I found From Midnight to Dawn to be informative, but somewhat disjointed and glaringly dry for a book dealing with such an emotionally and morally loaded topic. It is in truth a series of straightforward biographies that never quite succeeds in coming together to form as cohesive a narrative about a time, place, or experience as I had hoped. Admittedly, given the subject matter, such an engrossing narrative might be especially difficult to achieve. Still, I came away from the book feeling like I did not learn quite as much as I thought I might, and a crucial part of the story had yet to be discovered. The actual story of escape to freedom via the legendary Underground Railroad is barely discussed, and the functioning of the communities which the freedmen formed is not addressed in as much detail as I would have liked. There are some compelling vignettes about some individuals, but these hardly make the book lively. In summary, From Midnight to Dawn is a unique assemblage of information on some of the lesser-known but important individuals from American history which played an underappreciated role in one of our nation’s most pivotal dramas, but it is far from the authoritative word on the subjects it addresses owing to its structure and composition.


Touring the Lee Chapel

7 Mar

Robert E. Lee is one of the most consequential individuals in American history. He moved ordinary men to accomplish extraordinary feats. He inspired his troops, and through his dignity, humility, and ability became the very embodiment of the Confederate war effort for the South during his lifetime and an icon for generations in the South afterward. Yes, he was for much of his life a slaveholder and thoroughly a man of his times, but for both his praiseworthy attributes and less noble qualities alike he has been and continues to be relevant to any understanding of American history as much for what he did as what he represented. Certainly, we think about him much differently today than when he died in 1870. Indeed, we think about him much differently than we did in 1970, for that matter. But it is hard to imagine a discussion of the South, the Civil War, and its legacy in which he does not figure prominently.

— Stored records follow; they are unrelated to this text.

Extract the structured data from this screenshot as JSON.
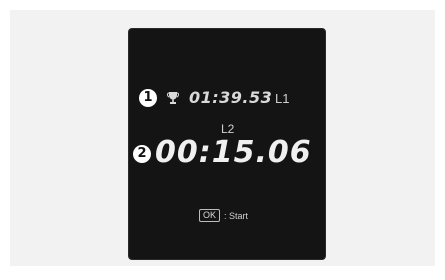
{
  "screen": {
    "best_lap": {
      "marker": "1",
      "icon": "trophy-icon",
      "time": "01:39.53",
      "lap_label": "L1"
    },
    "current_lap": {
      "marker": "2",
      "lap_label": "L2",
      "time": "00:15.06"
    },
    "hint": {
      "key_label": "OK",
      "action_text": ": Start"
    }
  },
  "colors": {
    "screen_background": "#141414",
    "panel_background": "#f2f2f2",
    "text": "#e6e6e6"
  }
}
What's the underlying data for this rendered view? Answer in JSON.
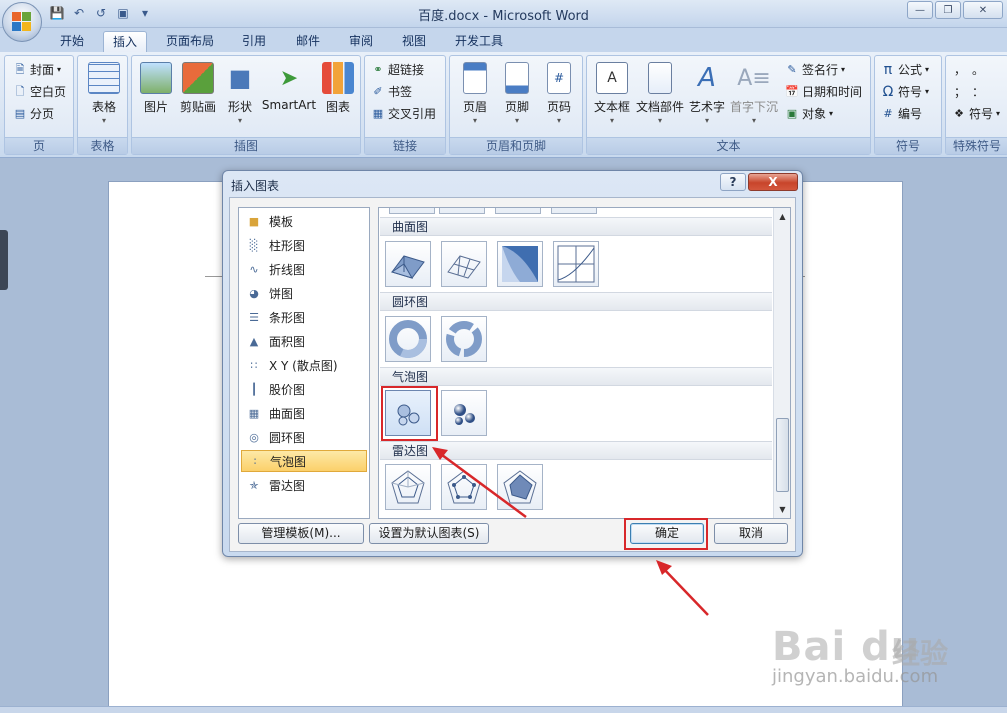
{
  "window": {
    "title": "百度.docx - Microsoft Word"
  },
  "tabs": [
    "开始",
    "插入",
    "页面布局",
    "引用",
    "邮件",
    "审阅",
    "视图",
    "开发工具"
  ],
  "active_tab": "插入",
  "ribbon": {
    "page_group": {
      "label": "页",
      "items": [
        "封面",
        "空白页",
        "分页"
      ]
    },
    "table_group": {
      "label": "表格",
      "items": [
        "表格"
      ]
    },
    "illustration_group": {
      "label": "插图",
      "items": [
        "图片",
        "剪贴画",
        "形状",
        "SmartArt",
        "图表"
      ]
    },
    "link_group": {
      "label": "链接",
      "items": [
        "超链接",
        "书签",
        "交叉引用"
      ]
    },
    "header_footer_group": {
      "label": "页眉和页脚",
      "items": [
        "页眉",
        "页脚",
        "页码"
      ]
    },
    "text_group": {
      "label": "文本",
      "items": [
        "文本框",
        "文档部件",
        "艺术字",
        "首字下沉",
        "签名行",
        "日期和时间",
        "对象"
      ]
    },
    "symbol_group": {
      "label": "符号",
      "items": [
        "公式",
        "符号",
        "编号"
      ]
    },
    "special_group": {
      "label": "特殊符号",
      "items": [
        "符号"
      ]
    }
  },
  "dialog": {
    "title": "插入图表",
    "help_label": "?",
    "close_label": "X",
    "categories": [
      "模板",
      "柱形图",
      "折线图",
      "饼图",
      "条形图",
      "面积图",
      "X Y (散点图)",
      "股价图",
      "曲面图",
      "圆环图",
      "气泡图",
      "雷达图"
    ],
    "selected_category": "气泡图",
    "sections": [
      "曲面图",
      "圆环图",
      "气泡图",
      "雷达图"
    ],
    "buttons": {
      "manage": "管理模板(M)...",
      "set_default": "设置为默认图表(S)",
      "ok": "确定",
      "cancel": "取消"
    }
  },
  "watermark": {
    "logo": "Bai du",
    "cn": "经验",
    "url": "jingyan.baidu.com"
  },
  "colors": {
    "highlight_red": "#d8272a",
    "accent": "#2a5a9c"
  }
}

I was therefore delighted that on my tour of Civil War battlefields last summer, I had the opportunity to visit the Lee Chapel and Museum on the picturesque campus of Washington and Lee University in Virginia, the school he headed in his postwar career and the site of his tomb. I thoroughly enjoyed the experience. As with any great historic site, I found my visit enhanced my understanding of the time period and subject it interprets, and left me more informed about its place in history. I found the exhibits on Lee’s life to be balanced and informative, and the tour of the building and grounds to be compelling. Perhaps the most moving exhibit, in my opinion, was his office—left exactly the way it was the day he suffered the stroke that days later took his life. It is one of the more powerful portals to a previous time I have had the good fortune to visit. His tomb and the tombs of other family members are on view just across the hall from the office in the mauseleum, and, just outside the door, the grave of Lee’s trusted horse, Traveller.

As a historian, I naturally find myself drawn to iconic historic sites, even if they are somewhat controversial or have mixed meanings. The Lee Chapel certainly fits both those descriptions given Lee’s role in history and our contemporary headlong attempts to efface our historical record of any trace of men who did not think as we do today. I will admit to wondering exactly what type of marketing problems Lee’s inherently visible legacy on the campus of the school creates for its administrators given the climate of historical sensitivity in this country at current. I will also admit to being relieved to find the Chapel and Museum to be such professionally interpreted historic sites that seem to grasp their rather significant place in the overall story of how we remember the Civil War in the South. Lee was in some ways a great man, even if he was simultaneously a bigot, in modern parlance. That we have places like the Chapel to evaluate his significance in historical terms rather than measure his merit by strictly modern standards is something I am glad to see still exists in America.